A forged Yale e-mail address has been used to spread a security exploit that infected over one million computers in the last two weeks, including some on the University network.

The exploit, which attacks a weakness in the Windows operating system, can allow hackers to remotely control a computer that downloads it. In one version circulating in the United Kingdom, victims are tricked into clicking on a link in an e-mail purportedly sent by a Yale professor.

Yale Information Security Officer Morrow Long said the University received about 30 complaints from British citizens, but given that victims of hackers rarely bother to complain, many more were likely infected.

“We got some e-mails here from people … who thought we were somehow behind it,” Long said. “We weren’t happy … that we would have our name dragged through the mud in some major virus attacks.”

The Yale forgery is one of more than 200 versions of the bug, which takes advantage of a vulnerability in the way computers render Windows Meta File images. Several versions of WMF attacks — though not the one using the University domain name — successfully infiltrated about 10 Yale computers and attempted to infect 20 more, Long said. University officials first detected an attack on the network on Dec. 29, but Windows did not release a patch to fix the problem until a week later. Long said that given the exploit’s severity, the computers could have been completely destroyed.

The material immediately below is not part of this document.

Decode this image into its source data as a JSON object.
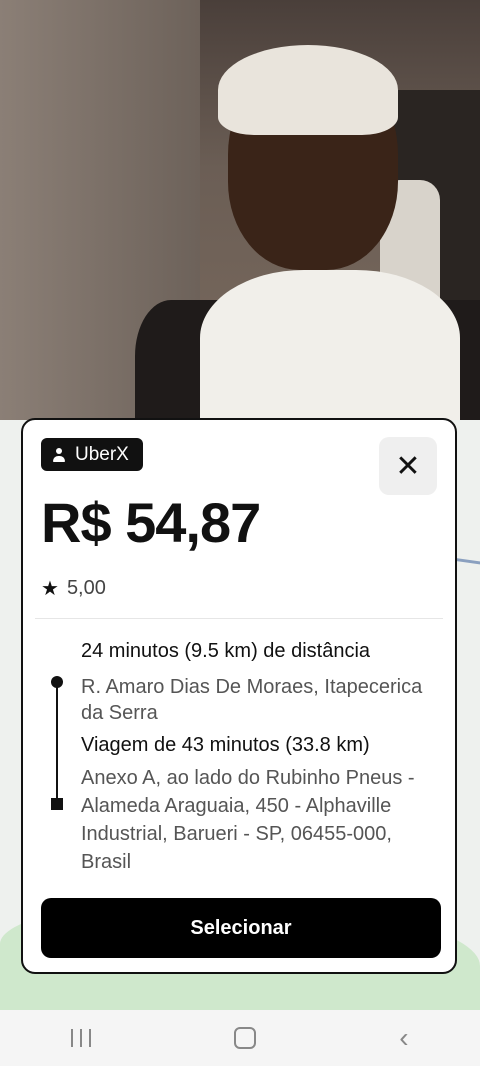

“It’s very critical,” he said. “Basically, if somebody clicks on it, it can take over your system and do whatever it wants.”

Officials are urging students to download the patch with Windows Update to avoid a resurgence as they return to school.

The Yale version of the bug is carried in an e-mail from a nonexistent “Professor Robert Gordens.” The message announces that the University suffered graffiti damage and broken windows over New Year’s, and it asks recipients to click on a link to see if they can “recognise [sic] the culprit’s work.” The link automatically downloads the exploit to victims’ computers.

Long said members of the Yale community are frequently sent e-mails with viruses attached from hackers forging the university domain name, but attacks on outsiders are unusual.

Computer security experts said Yale may have been chosen due to its international prestige.

“What you’re trying to do in a social engineering attack is generate trust,” said Alan Paller, director of research at the SANS Institute, which provides computer security training and research. “The idea of a university being a sleazy organization just doesn’t compute in people’s minds.”

Though no one at Yale has been linked to the WMF attacks in Britain, Paller said he hopes the incident will alert faculty to the dangers of reckless network use, which he said is a chronic problem on university campuses.

“Probably the best effect is it will wake your faculty to the idea that they have a role to play here,” Paller said. “When they don’t keep their systems safe, they put the whole community at risk.”

Paller said faculty usually resist attempts to secure their networks with Web site restrictions, but Yale Chief Information Officer Philip Long said Yale has introduced netblocks on the primary sites involved in the attacks. Since Jan. 1, administrators have also blocked all e-mails with “Happy New Year” written in the subject line to protect against another version of the exploit.

Officials said they expect that the e-mail block likely thwarted a number of innocent e-mails.

“We knew it would affect people, but we weighted that against the risk of a lot of people getting infected,” Morrow Long said.

But Philip Long said administrators were unable to filter data with “.wmf” file extensions — a step that Paller said was essential but largely ignored by most universities.

Yale can take legal action against the hackers who forged its domain name, Morrow Long said, but law enforcement will likely be unable to identify the perpetrators given that the attacks cross several national boundaries.